Golf Article

Golf as Mental Therapy

Golf as Mental Therapy                                                                                                                                                      By Peter Hellman

Please don't think I am asking for pity, but damn it, I have been feeling sorry for myself.  In the early part of the summer of 2014, I tore my Achilles tendon.  It was the right one (not the "correct" one, as there is no such thing) but the one on my right leg.  Add that to a broken left elbow of a few years ago and I am wondering "is golf over for me?"  If not over, will my drives be shorter and my handicap higher?

 If you must know, neither injury occurred playing golf.  The elbow was result of a fall ice skating.  I know, the sport is for kids and ice is hard and I should know better.  The Achilles tear - well that occurred playing tennis.  TENNIS, you say.  Why would a golfer play tennis?  It's a violent sport.  Unlike golf, tennis players wallop the ball at or near their opponents while in golf one tries hard to avoid them.  Tennis players run with quick, jerky movements, which are hard on old muscle and tendons.  Golf is more civilized, cerebral, courteous, slower paced, and rhythmic and you don't sweat as much.  And, if you aren't winning with the fineness of your game, you can try to gain advantage by suggesting another beer. 

With physical therapy for my Achilles, a kick in the butt from my wife and an idea that maybe a little mental therapy was in order, I decide to write about a few of the international golf trips I have taken.  As you may have gathered by reading my articles over the years, I am a proponent of taking ones golf game to other countries. To my mind, exploring other cultures, food, history and people add to a golf experience and make that experience more fulfilling and memorable. 

Being in the business of organizing golf tours, I have been fortunate to play on virtually every continent (I skipped Antarctica because I couldn't get a tee time). Here are four trips I am particularly fond of.  Take Portugal, for example.  I visited the area just west of Lisbon called Sintra.  Not as popular for golf as the Algarve, Sintra has the benefit of being close to Lisbon and its many treasures.  The courses were superb with a nice mix of traditional and modern resorts courses.  The choices and quality of the accommodations were also tops.  And, the food and wine?  Facing the Atlantic, Portugal benefits from abundant, fresh and varied seafood and of course cod.  Where else can you have cod for breakfast, lunch and dinner prepared in a different way every time it's served?  Portugal is beautiful in its varied landscape and rich history and its remnants as evidenced by many castles, museums and artifacts.  Finally, did I mention that Portugal is also a great value? 

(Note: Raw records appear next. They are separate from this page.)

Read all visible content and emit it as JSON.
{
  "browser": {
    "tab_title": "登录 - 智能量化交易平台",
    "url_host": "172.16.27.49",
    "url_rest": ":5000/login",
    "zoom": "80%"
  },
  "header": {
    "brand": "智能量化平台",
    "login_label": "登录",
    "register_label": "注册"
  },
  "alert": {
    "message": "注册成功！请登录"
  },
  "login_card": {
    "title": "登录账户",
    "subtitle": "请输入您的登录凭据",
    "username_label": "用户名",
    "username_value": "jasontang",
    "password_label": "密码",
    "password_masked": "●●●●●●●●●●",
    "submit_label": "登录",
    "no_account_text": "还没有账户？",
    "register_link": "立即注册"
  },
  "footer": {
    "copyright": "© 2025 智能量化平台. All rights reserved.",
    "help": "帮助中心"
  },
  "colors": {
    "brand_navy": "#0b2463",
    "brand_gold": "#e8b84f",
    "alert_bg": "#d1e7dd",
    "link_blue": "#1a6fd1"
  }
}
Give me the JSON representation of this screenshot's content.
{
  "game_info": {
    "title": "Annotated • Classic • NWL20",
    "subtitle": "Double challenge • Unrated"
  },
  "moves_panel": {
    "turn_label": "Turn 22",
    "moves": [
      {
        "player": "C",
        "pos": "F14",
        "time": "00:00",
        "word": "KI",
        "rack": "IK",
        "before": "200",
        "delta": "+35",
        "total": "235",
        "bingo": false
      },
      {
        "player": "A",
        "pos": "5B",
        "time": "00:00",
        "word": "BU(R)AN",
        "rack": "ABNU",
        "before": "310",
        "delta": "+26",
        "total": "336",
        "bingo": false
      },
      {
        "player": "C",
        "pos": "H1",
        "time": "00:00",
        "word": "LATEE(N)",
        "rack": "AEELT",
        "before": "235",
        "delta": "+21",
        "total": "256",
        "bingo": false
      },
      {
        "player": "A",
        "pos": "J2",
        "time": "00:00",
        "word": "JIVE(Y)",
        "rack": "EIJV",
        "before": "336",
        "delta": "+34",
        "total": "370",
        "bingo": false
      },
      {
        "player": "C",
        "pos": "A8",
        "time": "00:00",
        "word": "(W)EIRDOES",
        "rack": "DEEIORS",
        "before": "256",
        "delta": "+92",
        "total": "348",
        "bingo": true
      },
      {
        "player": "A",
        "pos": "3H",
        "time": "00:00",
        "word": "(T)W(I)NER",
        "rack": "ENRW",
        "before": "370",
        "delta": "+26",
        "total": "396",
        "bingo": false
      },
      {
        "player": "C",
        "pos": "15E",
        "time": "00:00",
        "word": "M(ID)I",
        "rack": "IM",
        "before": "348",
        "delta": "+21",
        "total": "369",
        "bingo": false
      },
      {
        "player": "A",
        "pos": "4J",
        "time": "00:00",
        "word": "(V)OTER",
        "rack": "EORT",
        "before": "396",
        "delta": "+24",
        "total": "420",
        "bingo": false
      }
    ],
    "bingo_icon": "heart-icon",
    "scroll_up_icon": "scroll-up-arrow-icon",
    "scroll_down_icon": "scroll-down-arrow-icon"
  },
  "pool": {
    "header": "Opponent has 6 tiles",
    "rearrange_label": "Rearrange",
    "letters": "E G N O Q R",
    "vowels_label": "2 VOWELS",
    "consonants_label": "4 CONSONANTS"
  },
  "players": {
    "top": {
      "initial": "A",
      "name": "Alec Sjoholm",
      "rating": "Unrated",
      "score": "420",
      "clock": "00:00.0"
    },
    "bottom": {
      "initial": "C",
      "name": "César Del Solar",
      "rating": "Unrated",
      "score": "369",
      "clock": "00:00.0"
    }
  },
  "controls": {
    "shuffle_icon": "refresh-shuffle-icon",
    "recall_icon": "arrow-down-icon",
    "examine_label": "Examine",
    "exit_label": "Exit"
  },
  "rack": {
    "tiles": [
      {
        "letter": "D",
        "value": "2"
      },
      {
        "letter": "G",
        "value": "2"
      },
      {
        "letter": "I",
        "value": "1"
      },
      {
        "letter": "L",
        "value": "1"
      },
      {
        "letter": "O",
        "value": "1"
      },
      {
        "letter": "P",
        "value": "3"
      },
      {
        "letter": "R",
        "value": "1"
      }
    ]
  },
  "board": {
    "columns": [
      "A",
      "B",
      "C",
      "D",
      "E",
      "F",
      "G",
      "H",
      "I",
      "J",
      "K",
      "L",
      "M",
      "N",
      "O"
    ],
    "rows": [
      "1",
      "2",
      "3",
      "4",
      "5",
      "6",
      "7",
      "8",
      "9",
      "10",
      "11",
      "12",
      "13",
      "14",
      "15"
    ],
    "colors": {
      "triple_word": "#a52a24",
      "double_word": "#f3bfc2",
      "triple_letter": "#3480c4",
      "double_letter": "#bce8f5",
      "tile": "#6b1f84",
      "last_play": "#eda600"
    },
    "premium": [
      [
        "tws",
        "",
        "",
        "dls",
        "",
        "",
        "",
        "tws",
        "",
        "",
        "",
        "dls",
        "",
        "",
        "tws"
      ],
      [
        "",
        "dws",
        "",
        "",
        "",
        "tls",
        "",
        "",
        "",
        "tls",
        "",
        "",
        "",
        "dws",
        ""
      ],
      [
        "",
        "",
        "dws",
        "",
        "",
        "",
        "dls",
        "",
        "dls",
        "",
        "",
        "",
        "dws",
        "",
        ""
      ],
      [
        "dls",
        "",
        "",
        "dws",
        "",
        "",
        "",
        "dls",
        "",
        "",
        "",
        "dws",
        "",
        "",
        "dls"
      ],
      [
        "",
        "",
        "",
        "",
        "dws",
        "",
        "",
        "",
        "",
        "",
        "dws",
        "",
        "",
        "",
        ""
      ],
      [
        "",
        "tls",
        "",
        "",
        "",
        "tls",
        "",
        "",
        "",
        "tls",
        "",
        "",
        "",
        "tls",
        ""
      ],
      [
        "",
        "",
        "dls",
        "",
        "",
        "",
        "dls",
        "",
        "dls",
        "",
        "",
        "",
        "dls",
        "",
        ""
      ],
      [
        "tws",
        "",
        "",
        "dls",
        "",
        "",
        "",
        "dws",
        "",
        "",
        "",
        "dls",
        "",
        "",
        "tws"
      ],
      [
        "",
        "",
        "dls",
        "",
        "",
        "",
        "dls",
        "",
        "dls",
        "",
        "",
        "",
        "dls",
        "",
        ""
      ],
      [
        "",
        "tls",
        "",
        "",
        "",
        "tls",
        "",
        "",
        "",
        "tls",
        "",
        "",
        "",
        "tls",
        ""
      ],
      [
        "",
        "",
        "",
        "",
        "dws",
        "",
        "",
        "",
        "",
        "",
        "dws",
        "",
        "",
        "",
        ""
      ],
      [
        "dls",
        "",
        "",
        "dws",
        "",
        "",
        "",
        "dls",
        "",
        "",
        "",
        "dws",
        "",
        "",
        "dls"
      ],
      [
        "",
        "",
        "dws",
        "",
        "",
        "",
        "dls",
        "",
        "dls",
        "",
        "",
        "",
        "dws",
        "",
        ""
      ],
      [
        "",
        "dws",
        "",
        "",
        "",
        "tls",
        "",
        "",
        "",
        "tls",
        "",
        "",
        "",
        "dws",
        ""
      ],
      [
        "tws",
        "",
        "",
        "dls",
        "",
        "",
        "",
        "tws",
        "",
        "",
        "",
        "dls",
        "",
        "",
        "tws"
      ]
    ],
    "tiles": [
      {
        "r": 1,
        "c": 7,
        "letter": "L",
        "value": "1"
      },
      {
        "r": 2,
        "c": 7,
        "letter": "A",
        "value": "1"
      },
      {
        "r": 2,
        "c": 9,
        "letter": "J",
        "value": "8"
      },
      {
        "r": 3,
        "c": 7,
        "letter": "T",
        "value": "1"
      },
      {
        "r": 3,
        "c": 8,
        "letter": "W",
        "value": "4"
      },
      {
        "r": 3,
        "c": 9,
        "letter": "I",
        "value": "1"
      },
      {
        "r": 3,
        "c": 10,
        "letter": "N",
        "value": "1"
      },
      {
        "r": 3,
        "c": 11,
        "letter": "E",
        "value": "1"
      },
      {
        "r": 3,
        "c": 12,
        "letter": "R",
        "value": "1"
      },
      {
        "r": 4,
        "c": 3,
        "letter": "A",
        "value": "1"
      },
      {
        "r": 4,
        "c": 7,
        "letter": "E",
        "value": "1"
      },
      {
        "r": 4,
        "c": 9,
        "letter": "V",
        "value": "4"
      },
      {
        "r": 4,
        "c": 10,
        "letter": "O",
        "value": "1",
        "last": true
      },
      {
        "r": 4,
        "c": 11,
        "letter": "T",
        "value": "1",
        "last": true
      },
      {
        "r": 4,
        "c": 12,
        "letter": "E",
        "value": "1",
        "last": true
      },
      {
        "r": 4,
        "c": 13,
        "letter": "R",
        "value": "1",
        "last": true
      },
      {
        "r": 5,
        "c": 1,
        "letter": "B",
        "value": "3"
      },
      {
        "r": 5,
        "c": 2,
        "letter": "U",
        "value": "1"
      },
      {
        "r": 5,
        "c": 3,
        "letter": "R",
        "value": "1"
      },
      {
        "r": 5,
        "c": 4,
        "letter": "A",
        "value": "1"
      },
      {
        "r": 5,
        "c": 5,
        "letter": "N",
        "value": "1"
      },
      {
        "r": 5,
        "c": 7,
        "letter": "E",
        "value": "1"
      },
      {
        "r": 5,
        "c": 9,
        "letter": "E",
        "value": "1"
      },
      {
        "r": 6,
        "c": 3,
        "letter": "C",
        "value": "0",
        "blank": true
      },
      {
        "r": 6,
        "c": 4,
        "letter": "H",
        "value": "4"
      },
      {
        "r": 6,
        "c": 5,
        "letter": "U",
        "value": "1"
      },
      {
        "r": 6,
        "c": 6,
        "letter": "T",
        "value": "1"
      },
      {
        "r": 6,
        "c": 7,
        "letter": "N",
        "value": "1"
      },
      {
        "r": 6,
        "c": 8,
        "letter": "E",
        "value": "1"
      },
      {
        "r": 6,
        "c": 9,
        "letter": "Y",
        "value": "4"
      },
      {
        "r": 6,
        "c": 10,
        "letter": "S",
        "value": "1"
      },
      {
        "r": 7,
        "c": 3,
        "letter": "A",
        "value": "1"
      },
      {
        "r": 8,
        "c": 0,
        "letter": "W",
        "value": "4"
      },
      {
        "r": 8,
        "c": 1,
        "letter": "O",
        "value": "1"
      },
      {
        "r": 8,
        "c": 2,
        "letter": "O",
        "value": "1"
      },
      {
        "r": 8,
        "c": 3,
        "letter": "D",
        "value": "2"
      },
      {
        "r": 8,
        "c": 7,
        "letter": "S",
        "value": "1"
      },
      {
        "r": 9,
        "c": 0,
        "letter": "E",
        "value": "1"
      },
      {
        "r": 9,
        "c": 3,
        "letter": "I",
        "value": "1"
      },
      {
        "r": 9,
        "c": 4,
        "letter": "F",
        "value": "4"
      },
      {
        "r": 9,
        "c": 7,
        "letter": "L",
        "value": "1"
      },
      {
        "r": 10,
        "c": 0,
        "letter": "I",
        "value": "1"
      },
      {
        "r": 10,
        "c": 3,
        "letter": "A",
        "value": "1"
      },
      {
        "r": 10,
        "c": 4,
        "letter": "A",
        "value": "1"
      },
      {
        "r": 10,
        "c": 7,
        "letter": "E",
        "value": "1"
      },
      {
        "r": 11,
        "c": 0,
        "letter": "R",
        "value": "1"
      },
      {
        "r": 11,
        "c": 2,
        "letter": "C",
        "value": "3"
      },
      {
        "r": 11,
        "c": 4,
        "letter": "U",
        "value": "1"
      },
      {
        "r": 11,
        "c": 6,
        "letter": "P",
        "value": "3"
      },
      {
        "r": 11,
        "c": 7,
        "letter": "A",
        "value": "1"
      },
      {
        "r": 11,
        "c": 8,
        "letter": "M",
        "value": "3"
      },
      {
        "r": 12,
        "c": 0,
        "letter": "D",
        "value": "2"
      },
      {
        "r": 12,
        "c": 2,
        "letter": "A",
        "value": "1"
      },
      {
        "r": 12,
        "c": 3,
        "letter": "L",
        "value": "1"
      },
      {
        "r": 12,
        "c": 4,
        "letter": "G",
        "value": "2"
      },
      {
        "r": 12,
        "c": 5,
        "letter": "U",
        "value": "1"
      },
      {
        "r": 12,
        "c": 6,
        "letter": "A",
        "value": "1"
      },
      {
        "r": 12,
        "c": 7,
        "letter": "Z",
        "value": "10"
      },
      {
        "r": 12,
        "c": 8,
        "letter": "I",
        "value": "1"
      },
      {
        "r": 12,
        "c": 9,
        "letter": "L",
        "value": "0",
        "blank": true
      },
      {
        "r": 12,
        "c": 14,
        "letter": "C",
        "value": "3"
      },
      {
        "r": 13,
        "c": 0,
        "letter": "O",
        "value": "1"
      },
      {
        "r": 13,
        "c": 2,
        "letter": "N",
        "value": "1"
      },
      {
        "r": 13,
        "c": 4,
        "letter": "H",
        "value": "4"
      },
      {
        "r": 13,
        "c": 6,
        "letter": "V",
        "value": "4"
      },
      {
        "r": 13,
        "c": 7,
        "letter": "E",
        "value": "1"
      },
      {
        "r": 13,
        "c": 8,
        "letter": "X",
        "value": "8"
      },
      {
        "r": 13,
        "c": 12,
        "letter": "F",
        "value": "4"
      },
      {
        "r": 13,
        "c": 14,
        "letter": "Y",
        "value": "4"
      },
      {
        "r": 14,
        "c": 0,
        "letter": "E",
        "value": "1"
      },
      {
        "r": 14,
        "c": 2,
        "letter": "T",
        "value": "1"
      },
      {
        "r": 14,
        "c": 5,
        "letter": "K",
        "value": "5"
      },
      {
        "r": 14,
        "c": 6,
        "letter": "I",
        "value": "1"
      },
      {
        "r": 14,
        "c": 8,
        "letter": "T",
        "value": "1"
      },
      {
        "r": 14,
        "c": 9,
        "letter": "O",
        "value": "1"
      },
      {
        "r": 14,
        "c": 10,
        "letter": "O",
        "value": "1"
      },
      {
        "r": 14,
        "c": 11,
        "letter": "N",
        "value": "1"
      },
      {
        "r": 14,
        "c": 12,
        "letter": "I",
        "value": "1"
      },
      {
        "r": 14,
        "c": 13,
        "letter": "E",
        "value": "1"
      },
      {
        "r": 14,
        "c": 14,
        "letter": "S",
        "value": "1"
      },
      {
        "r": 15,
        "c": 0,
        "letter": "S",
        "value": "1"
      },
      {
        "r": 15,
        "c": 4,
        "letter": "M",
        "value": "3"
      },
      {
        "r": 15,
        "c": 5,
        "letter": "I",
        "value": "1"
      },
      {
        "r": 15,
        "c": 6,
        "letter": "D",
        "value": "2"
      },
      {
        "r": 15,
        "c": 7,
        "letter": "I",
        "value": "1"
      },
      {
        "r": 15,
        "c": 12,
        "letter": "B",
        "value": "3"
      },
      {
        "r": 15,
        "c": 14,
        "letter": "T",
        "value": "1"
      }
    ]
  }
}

New Zealand was another country at the top of my "must visit" list.  I finally went a couple of years ago and did an extensive trip to both the North and South Islands.  Historically and geographically, New Zealand is an interesting place.  Besides being the last large land mass inhabited by humans, its relative isolation has protected its unique vegetation and animals.  Geographically, the country is blessed with rolling productive farm and grazing land, tall snow capturing mountains and coastlines fjords that match Norway for beauty and remoteness.  The country is also blessed by having several of the world's best golf courses, dramatic yet comfortable accommodations, great food and wine, welcoming English speaking people and many things other than golf to enjoy.  It is true that New Zealand is further from home and compared to Portugal more expensive, but if it is truly worth a visit.

Closer to home is another favorite - Canada.  I have visited both coasts of the country - Prince Edward Island (PEI) on the east coast and Whistler on the west.   As part of the maritime area of Canada, PEI has the quaintness of rural New England, the simple charm of "Anne of Green Gables" and the tradition of the sea, which provides my favorites - lobsters, oysters and clams.  There is plenty of fine golf as well and the accommodations range from traditional small hotels and guest houses to modern albeit small resorts. 

Whistler, on the other hand, is in Canada's ski country, but unlike Colorado lower in altitude. With four choice golf courses, a range of accommodations from the deluxe Chateau Whistler, to small hotels and condominiums, a walkable and lively village with interesting bars and many restaurants, Whistler is a wonderful summer/fall mountain golf getaway. 

Okay.  You guessed it.  The act of writing this article has been therapeutic for me.  The mental therapy worked.  I am now determined to crank up my physical therapy and start planning my next adventure.  Memories of the countries I have visited, the courses I have played, and want to play again, have convinced me my golf life is not over.  I am no longer feeling sorry for myself.  I will play again, I will do it to the best of my ability and I won't rely on beer to be competitive.  Maybe I'll drop hockey and tennis too.